However, what rules I think this afterlife does follow are simply mythological - like they were in Lord of the Rings. Like the dead kings who fight the battle of Helms Deep, Susie is obligated to the world, and cannot leave it until she accomplishes one final task: to identify her killer to her family (and also, it seems, to find a way to have that first kiss she was robbed of). All this strikes me as too much like the EST program of a living Californian, rather than the spiritual journey of a dead 1970's Midwesterner. But then this, I suppose, is what most people have now instead of traditional religion: a kind of gauzy, three-act view of the afterlife in which unresolved conflicts must be resolved, and romantic entanglements must be satisfied, even if one must invent old-Hollywood supernatural ways to do it. Jackson does it here, like he does in his other lost worlds.

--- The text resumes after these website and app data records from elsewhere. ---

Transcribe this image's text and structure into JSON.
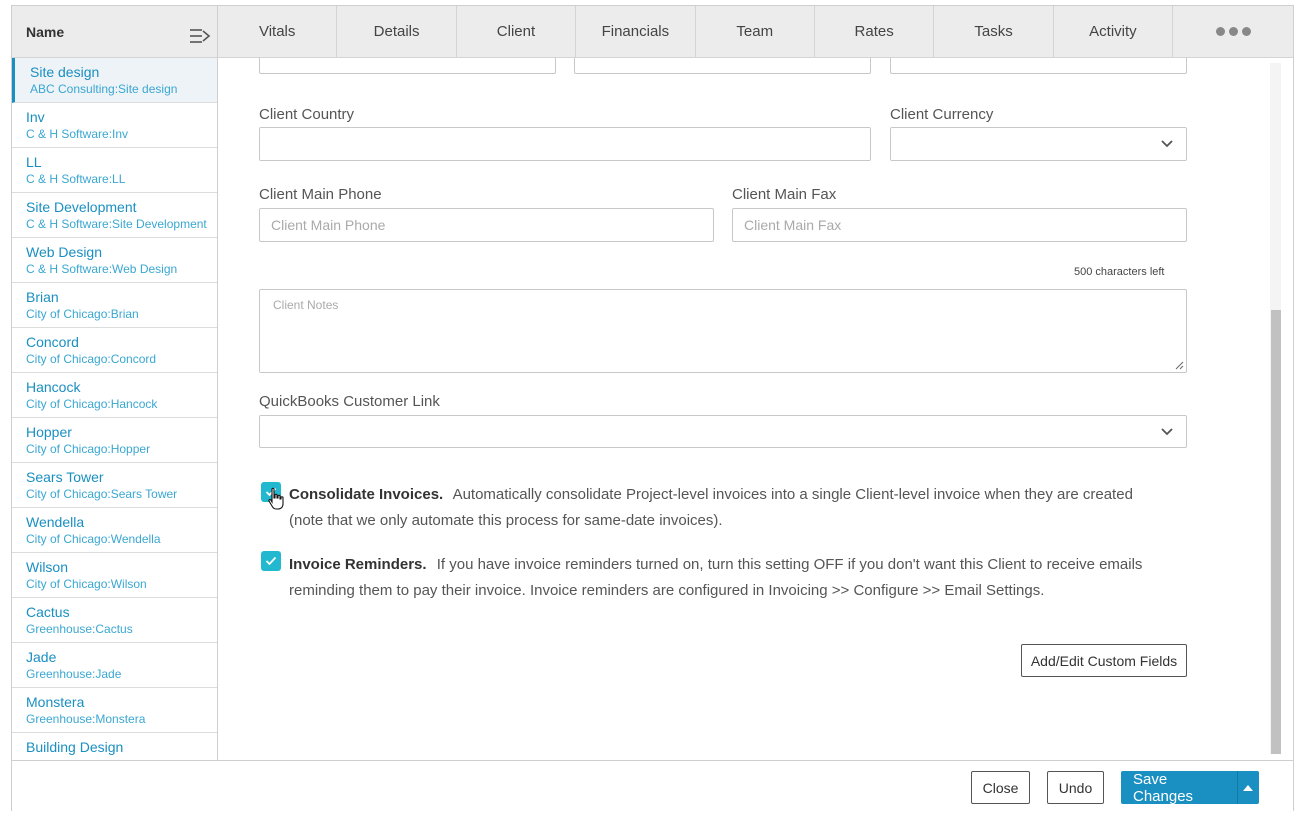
{
  "sidebar": {
    "header": "Name",
    "items": [
      {
        "name": "Site design",
        "sub": "ABC Consulting:Site design",
        "active": true
      },
      {
        "name": "Inv",
        "sub": "C & H Software:Inv"
      },
      {
        "name": "LL",
        "sub": "C & H Software:LL"
      },
      {
        "name": "Site Development",
        "sub": "C & H Software:Site Development"
      },
      {
        "name": "Web Design",
        "sub": "C & H Software:Web Design"
      },
      {
        "name": "Brian",
        "sub": "City of Chicago:Brian"
      },
      {
        "name": "Concord",
        "sub": "City of Chicago:Concord"
      },
      {
        "name": "Hancock",
        "sub": "City of Chicago:Hancock"
      },
      {
        "name": "Hopper",
        "sub": "City of Chicago:Hopper"
      },
      {
        "name": "Sears Tower",
        "sub": "City of Chicago:Sears Tower"
      },
      {
        "name": "Wendella",
        "sub": "City of Chicago:Wendella"
      },
      {
        "name": "Wilson",
        "sub": "City of Chicago:Wilson"
      },
      {
        "name": "Cactus",
        "sub": "Greenhouse:Cactus"
      },
      {
        "name": "Jade",
        "sub": "Greenhouse:Jade"
      },
      {
        "name": "Monstera",
        "sub": "Greenhouse:Monstera"
      },
      {
        "name": "Building Design",
        "sub": ""
      }
    ]
  },
  "tabs": [
    "Vitals",
    "Details",
    "Client",
    "Financials",
    "Team",
    "Rates",
    "Tasks",
    "Activity"
  ],
  "form": {
    "client_country_label": "Client Country",
    "client_country_value": "",
    "client_currency_label": "Client Currency",
    "client_main_phone_label": "Client Main Phone",
    "client_main_phone_placeholder": "Client Main Phone",
    "client_main_fax_label": "Client Main Fax",
    "client_main_fax_placeholder": "Client Main Fax",
    "chars_left": "500 characters left",
    "client_notes_placeholder": "Client Notes",
    "quickbooks_label": "QuickBooks Customer Link",
    "consolidate_title": "Consolidate Invoices.",
    "consolidate_text": "Automatically consolidate Project-level invoices into a single Client-level invoice when they are created (note that we only automate this process for same-date invoices).",
    "consolidate_checked": true,
    "reminders_title": "Invoice Reminders.",
    "reminders_text": "If you have invoice reminders turned on, turn this setting OFF if you don't want this Client to receive emails reminding them to pay their invoice. Invoice reminders are configured in Invoicing >> Configure >> Email Settings.",
    "reminders_checked": true,
    "custom_fields_button": "Add/Edit Custom Fields"
  },
  "footer": {
    "close_label": "Close",
    "undo_label": "Undo",
    "save_label": "Save Changes"
  },
  "colors": {
    "accent": "#1a8fc2",
    "checkbox": "#22b8cf"
  }
}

It just doesn't work as well for me here, however, since the first half of the movie is so grounded in the modern realism of the 1970's. Sarandon's character of the zany, smoking grandmother does add a pleasant irreality...and I wanted more of that. I wanted Sarandon to come back at the end. I wanted more than an icy dose of random fate for George. I wanted more from Jack and Abigail Salmon, Susie's earnest and intense parents, than Mark Wahlberg (terribly cast) and Rachel Weisz could deliver.

That being said, the movie does leave you with a profound sense of sadness and feeling for life: Sebold's poetry breaths enough, and Jackson is elegant enough with his visual metaphors, that one is fully transported by the experience of this movie, even if, like many Hollywood attempts at the afterlife, it illustrates a world designed more to gently sooth than to really understand. There really is no sense to make out of what George does, in this movie, and the movie seems to want to say, that's not the point. That Susie gets a first kiss, finally, isn't the point for me either - since such a kiss is impossible. The movie, then, has no point...other than, that's life. In a way, that's enough by itself to be haunting.